3D Emitter Range. In order for the 3D eyewear to synch with the projector, you need to be in the range of the IR emitter. Panasonic says that the projector can be no further than 6 meters from the screen, and the viewer can be no more than 5 meters from the screen. In our testing we placed the projector 5 meters from the screen and we viewed from a distance of 4 meters. We had no difficulty getting 3D to function reliably at this range. This is reasonably good range compared to other projectors we've seen. But if you are planning an installation that pushes the limits of the emitter range, we recommend testing the viability of the 3D communications link before drilling holes for a ceiling mount.
If you need to install the projector at a distance greater than 6 meters from the screen, you can get an optional external emitter. This connects to the back of the unit in one of the trigger ports, and lets you get around the 6 meter limit.
Unknown information. Since the AE7000 will not commence shipments until next month, several issues are still up in the air. Panasonic typically sets a Minimum Advertised Price (MAP, otherwise known as an official street price), that is lower than the official MSRP. At the moment, the MSRP is $3,499, but the MAP price has not yet been announced and probably won't be for another month or so. It will undoubtedly be lower than $3,499, but we don't know by how much.
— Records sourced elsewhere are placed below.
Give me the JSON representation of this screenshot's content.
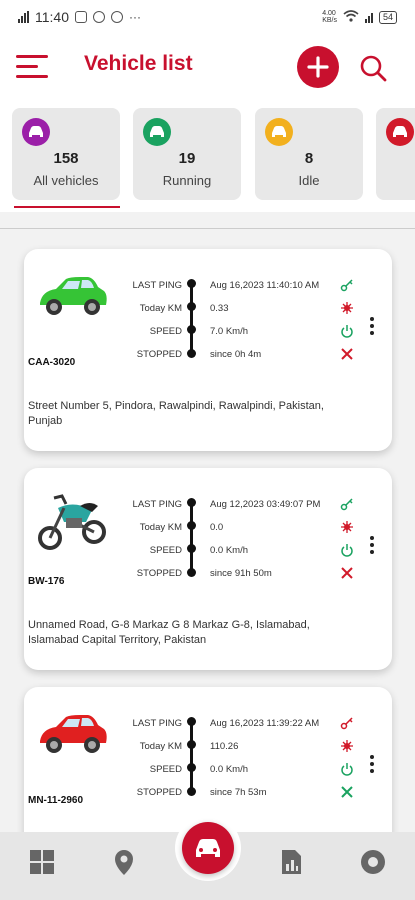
{
  "status_bar": {
    "time": "11:40",
    "net_speed": "4.00\nKB/s",
    "battery": "54"
  },
  "header": {
    "title": "Vehicle list"
  },
  "summary": [
    {
      "count": "158",
      "label": "All vehicles",
      "color": "#9b1fa8"
    },
    {
      "count": "19",
      "label": "Running",
      "color": "#1aa260"
    },
    {
      "count": "8",
      "label": "Idle",
      "color": "#f2b01e"
    },
    {
      "count": "",
      "label": "",
      "color": "#d11a2a"
    }
  ],
  "vehicles": [
    {
      "plate": "CAA-3020",
      "type": "car",
      "color": "#36c436",
      "rows": [
        {
          "key": "LAST PING",
          "value": "Aug 16,2023 11:40:10 AM",
          "status_icon": "key-icon",
          "status_color": "#1aa260"
        },
        {
          "key": "Today KM",
          "value": "0.33",
          "status_icon": "engine-icon",
          "status_color": "#d11a2a"
        },
        {
          "key": "SPEED",
          "value": "7.0 Km/h",
          "status_icon": "power-icon",
          "status_color": "#1aa260"
        },
        {
          "key": "STOPPED",
          "value": "since 0h 4m",
          "status_icon": "tools-icon",
          "status_color": "#d11a2a"
        }
      ],
      "address": "Street Number 5, Pindora, Rawalpindi, Rawalpindi, Pakistan, Punjab"
    },
    {
      "plate": "BW-176",
      "type": "bike",
      "color": "#2aa5a0",
      "rows": [
        {
          "key": "LAST PING",
          "value": "Aug 12,2023 03:49:07 PM",
          "status_icon": "key-icon",
          "status_color": "#1aa260"
        },
        {
          "key": "Today KM",
          "value": "0.0",
          "status_icon": "engine-icon",
          "status_color": "#d11a2a"
        },
        {
          "key": "SPEED",
          "value": "0.0 Km/h",
          "status_icon": "power-icon",
          "status_color": "#1aa260"
        },
        {
          "key": "STOPPED",
          "value": "since 91h 50m",
          "status_icon": "tools-icon",
          "status_color": "#d11a2a"
        }
      ],
      "address": "Unnamed Road, G-8 Markaz G 8 Markaz G-8, Islamabad, Islamabad Capital Territory, Pakistan"
    },
    {
      "plate": "MN-11-2960",
      "type": "car",
      "color": "#e02020",
      "rows": [
        {
          "key": "LAST PING",
          "value": "Aug 16,2023 11:39:22 AM",
          "status_icon": "key-icon",
          "status_color": "#d11a2a"
        },
        {
          "key": "Today KM",
          "value": "110.26",
          "status_icon": "engine-icon",
          "status_color": "#d11a2a"
        },
        {
          "key": "SPEED",
          "value": "0.0 Km/h",
          "status_icon": "power-icon",
          "status_color": "#1aa260"
        },
        {
          "key": "STOPPED",
          "value": "since 7h 53m",
          "status_icon": "tools-icon",
          "status_color": "#1aa260"
        }
      ],
      "address": ""
    }
  ],
  "bottom_nav": [
    "dashboard-icon",
    "location-icon",
    "vehicles-icon",
    "reports-icon",
    "settings-icon"
  ]
}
Also, Panasonic has not yet published a price for extras like 3D glasses or replacement lamps.
As far as warranty is concerned, in the United States previous Panasonic models have come with a two-year warranty included in the price, but the second year requires mail-in registration. If you are in the habit of not registering or taking advantage of mail-in rebates, the default warranty is one year. We presume, but do not know, that this same warranty policy will apply on the AE7000.
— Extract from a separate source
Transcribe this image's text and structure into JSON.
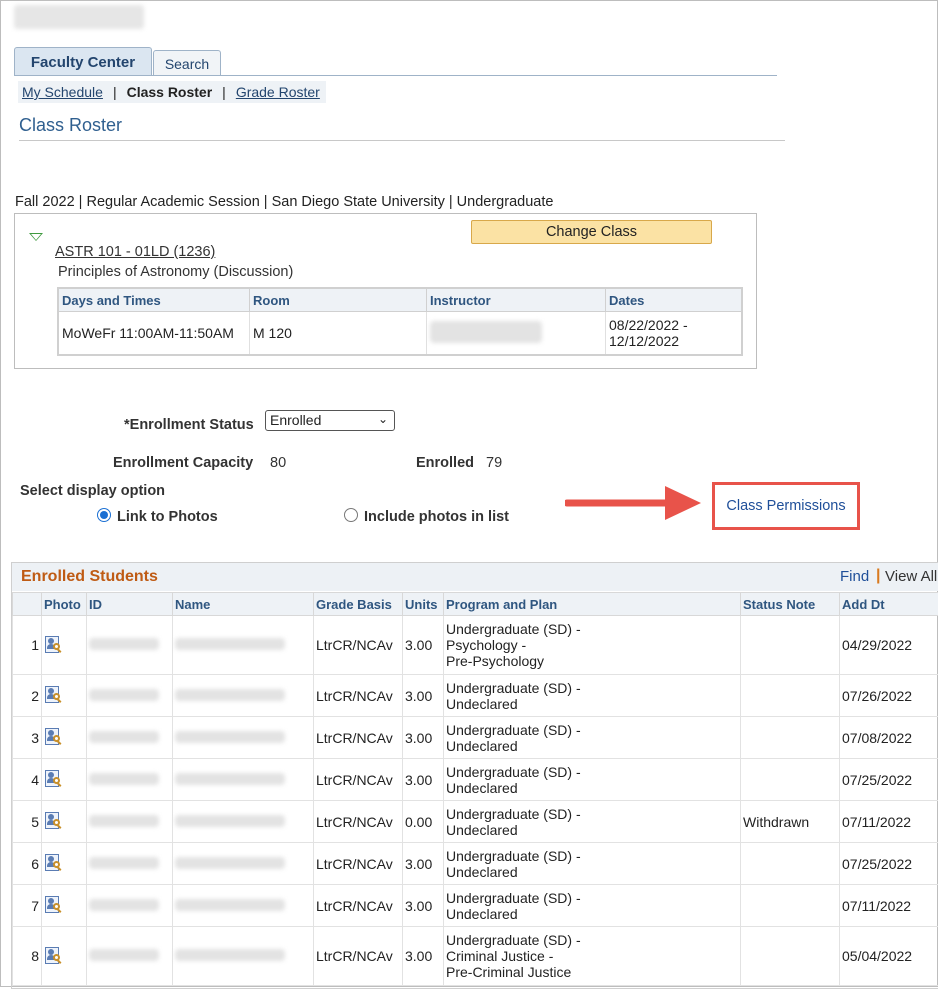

When all is said and done, the Panasonic PT-AE7000U is a projector for the true videophile. It certainly has a boatload of features and yes, it has remarkably clear, stable 3D performance. But even if the AE7000 did not have 3D or a wide assortment of features, it would still stand out as a major video engineering achievement based on the strength of its 2D picture quality alone.
Not only does the AE7000 represent a major step beyond the AE4000 in picture quality, it is a step beyond so-called "higher end" 1080p projectors. Viewed side by side it will outperform some competing products that currently sell for up to triple the price. And most of these competing units do not have the array of features found on the AE7000.
Since I am not a huge fan of 3D, the primary value of the AE7000 for me personally is the picture's depth, clarity, and stability for conventional 2D home theater. However, these same qualities are apparent in the display of 3D material. Home theater enthusiasts for whom 3D image quality is vital will be thoroughly impressed with the contrast, stability, and lack of crosstalk that the AE7000 delivers.
As of this writing, we know of no 1080p home theater projectors on the market priced under $4,000 that can rival the image quality of the AE7000, and there are quite a few priced much higher that can't either. So we don't need to wait for its official street pricing to be announced before awarding 5-star ratings for Performance and Value. However, the CEDIA trade show is just around the corner. We will be seeing several new 3D 1080p models over the next two to three weeks that are scheduled for release at CEDIA. Therefore, we will assign these 5-star ratings on the AE7000 today with the caveat that they are preliminary, and subject to potential change after we evaluate this fall's offerings. But we can say this with confidence: Panasonic has set the performance bar very high with the AE7000. Competitors will face a daunting task as they attempt to meet or exceed it.